International Unionism: Solidarity and Salient Lessons
It has been six days since Sepideh Gholian, and two other labour activists started their dry hunger strike at Iranian prisons. Sepideh is no longer able to walk, and there are serious concerns about her life.
Sepideh is a labour activist who was involved in a campaign led by workers at the Haft Tappeh sugarcane company. Worker demands include, a living wage, fundamental workplace entitlements and an end to wage theft. They are also demanding the right to form their own worker collective free from state repression.
Sepideh and her comrade Esmail Bakhshi were arrested by authorities in 2018 for exercising their right to freedom of assembly and association. It quickly became apparent that the pair had been subjected to torture at the hands of state security forces during their time in detention. Concerningly, they were again arrested earlier this year and their future remain uncertain.
Iran’s labour laws do not recognise the right to create independent labour unions. That is, unions are deemed to be illegal unless granted government approval. Nevertheless, workers in a range of sectors, including public transport, education and agriculture, have defied the ban and have come together to form large democratic unions.
The response on the part of the Iranian state has been unsurprising but deeply shocking: authorities have repeatedly harassed, arrested, imprisoned and tortured unionised workers.
The most recent wave of the arrests happened at the International Labour Day assembly, where the authorities arrested more than 35 activists. A number of these unionists remain detained some 3-months after the rally. VAHPA strongly condemns these attacks on the unionists and labour activities in Iran. We stand with our international comrades and support their fight for fundamental democratic rights.
“International solidarity,” notes VAHPA Secretary Craig McGregor, “is vital to the work we do.”
“The situation in Iran is both appalling and highly instructive. Unions have always been about far more than wages and conditions. Genuine unions, open and democratic communities of workers, have been the most effective means by which populations across the world have been able to wield political power in the industrial and post-industrial eras. This remains true today.”
In the Australian context, and more broadly, unions have been under intense pressure for decades. Unions have, since the late 1970s, been maligned by a well-considered and highly effective propaganda campaign waged by the capitalist right. The results are striking (pun intended); union membership and activity is now at an all-time low and this retreat has opened up a vast power vacuum on the left which has seen right-wing fiscal ideology leach into every aspect of our lives with highly detrimental impact.
Of course, those on the right offer a counter narrative.

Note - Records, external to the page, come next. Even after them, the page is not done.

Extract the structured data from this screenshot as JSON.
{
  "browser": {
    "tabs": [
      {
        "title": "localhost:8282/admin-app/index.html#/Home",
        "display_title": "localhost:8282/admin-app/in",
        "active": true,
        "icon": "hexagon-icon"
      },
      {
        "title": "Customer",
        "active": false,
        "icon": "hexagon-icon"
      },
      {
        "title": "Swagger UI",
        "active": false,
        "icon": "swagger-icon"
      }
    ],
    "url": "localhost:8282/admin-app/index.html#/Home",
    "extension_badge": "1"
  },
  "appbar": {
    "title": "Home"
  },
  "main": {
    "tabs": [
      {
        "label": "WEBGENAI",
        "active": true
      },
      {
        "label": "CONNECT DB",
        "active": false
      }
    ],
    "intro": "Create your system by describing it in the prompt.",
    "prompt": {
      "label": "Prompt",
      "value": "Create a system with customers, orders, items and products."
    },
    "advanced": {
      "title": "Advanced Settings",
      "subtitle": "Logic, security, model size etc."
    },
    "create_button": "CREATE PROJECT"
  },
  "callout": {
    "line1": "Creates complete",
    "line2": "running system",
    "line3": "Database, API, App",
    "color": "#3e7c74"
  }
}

They shift the debate from economic structures (arguably the most fundamental factor in defining the course of our lives) to cultural changes, especially those championed by progressive forces. In essence, the right argues that growing social acceptance of diversity, a rise in intolerance for bigotry, prejudice and discrimination, are signs that the left is on the march. The issue of racism tends to be left out of this debate.
The latest attack comes in the form of yet another legislative amendment to workplace laws. The deeply Orwellian Ensuring Integrity bill is designed to disempower workers and their organisation. The bill works to impose mechanisms that allow those with “sufficient interest” (including the government and your employers) to ride roughshod over worker and union democracy and to remove elected leaders who are considered unfit or to simply deregister unions all together.
The International Centre for Trade Union Rights has found the bill to be “incompatible with Australia’s commitments under the ILO’s (International Labour Organization) Freedom of Association and Protection of the Right to Organise Convention, 1948 (No. 87) and the Right to Organise and Collective Bargaining Convention, 1949 (No 98).”
The researchers go on to describe the bill as “harmful to workers, undermining to trade union democracy, and of no tangible benefit to the promotion of harmonious industrial relations.” And perhaps most worrying, they note that no equivalent for such extreme measures could be found in any industrial democracy, noting that, “None of the industrialised democracies we surveyed entertain anything approximating such a punitive regime.”
This bill is currently before the Senate and is expected to become law in the near future. Look out for forthcoming updates on what you can do to help.